'''
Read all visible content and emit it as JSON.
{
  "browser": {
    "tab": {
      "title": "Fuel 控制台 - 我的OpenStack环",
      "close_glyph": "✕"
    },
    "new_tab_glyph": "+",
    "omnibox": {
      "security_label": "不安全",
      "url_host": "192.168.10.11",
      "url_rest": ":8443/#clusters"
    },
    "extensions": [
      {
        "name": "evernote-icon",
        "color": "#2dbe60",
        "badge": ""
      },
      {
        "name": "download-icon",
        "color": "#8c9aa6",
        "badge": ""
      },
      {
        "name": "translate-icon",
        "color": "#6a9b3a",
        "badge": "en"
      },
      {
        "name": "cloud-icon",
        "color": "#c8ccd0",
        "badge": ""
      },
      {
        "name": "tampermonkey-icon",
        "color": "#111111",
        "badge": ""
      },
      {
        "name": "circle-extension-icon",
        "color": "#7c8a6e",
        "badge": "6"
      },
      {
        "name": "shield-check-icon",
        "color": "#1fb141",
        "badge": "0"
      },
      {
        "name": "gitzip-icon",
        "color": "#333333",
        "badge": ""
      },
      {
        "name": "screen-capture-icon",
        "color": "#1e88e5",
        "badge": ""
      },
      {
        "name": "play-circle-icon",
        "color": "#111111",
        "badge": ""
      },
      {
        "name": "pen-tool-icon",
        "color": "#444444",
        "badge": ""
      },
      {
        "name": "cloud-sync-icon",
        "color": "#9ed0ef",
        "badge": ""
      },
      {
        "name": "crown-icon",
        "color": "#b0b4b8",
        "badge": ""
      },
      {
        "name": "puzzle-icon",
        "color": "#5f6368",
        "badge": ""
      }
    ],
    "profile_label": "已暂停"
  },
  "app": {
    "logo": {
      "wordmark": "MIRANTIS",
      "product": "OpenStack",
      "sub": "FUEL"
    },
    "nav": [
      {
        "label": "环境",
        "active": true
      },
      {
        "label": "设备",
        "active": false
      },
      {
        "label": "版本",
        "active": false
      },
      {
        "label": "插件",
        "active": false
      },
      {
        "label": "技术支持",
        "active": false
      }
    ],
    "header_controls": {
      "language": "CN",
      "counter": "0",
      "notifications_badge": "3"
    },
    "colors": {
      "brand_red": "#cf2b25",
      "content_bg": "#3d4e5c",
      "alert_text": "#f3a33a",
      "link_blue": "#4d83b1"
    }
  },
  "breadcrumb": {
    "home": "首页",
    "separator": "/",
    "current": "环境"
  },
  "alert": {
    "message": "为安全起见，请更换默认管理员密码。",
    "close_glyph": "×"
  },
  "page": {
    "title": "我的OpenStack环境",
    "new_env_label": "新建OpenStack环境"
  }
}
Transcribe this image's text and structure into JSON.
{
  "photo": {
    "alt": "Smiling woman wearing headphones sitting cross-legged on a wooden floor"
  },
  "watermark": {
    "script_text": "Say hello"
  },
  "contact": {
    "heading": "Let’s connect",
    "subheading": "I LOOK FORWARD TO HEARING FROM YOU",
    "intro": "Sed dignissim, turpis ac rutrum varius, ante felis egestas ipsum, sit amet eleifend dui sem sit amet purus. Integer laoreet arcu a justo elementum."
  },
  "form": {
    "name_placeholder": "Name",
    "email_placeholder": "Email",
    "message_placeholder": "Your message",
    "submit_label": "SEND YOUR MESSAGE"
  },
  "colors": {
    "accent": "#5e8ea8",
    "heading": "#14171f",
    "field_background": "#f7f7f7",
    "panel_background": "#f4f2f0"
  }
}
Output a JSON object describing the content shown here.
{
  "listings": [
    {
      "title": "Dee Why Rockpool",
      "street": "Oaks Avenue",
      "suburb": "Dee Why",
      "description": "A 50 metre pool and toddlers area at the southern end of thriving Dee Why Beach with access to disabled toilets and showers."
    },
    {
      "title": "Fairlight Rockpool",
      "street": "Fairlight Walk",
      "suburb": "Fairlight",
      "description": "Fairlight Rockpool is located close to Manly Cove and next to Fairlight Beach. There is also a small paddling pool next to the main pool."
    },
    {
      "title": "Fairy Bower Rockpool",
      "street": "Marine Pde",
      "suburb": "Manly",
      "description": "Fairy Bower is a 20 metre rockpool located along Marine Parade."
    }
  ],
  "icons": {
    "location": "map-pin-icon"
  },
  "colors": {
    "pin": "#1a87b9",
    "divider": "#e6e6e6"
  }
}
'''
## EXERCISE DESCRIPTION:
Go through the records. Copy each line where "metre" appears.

## REPLY TO THE EXERCISE:
      "description": "A 50 metre pool and toddlers area at the southern end of thriving Dee Why Beach with access to disabled toilets and showers."
      "description": "Fairy Bower is a 20 metre rockpool located along Marine Parade."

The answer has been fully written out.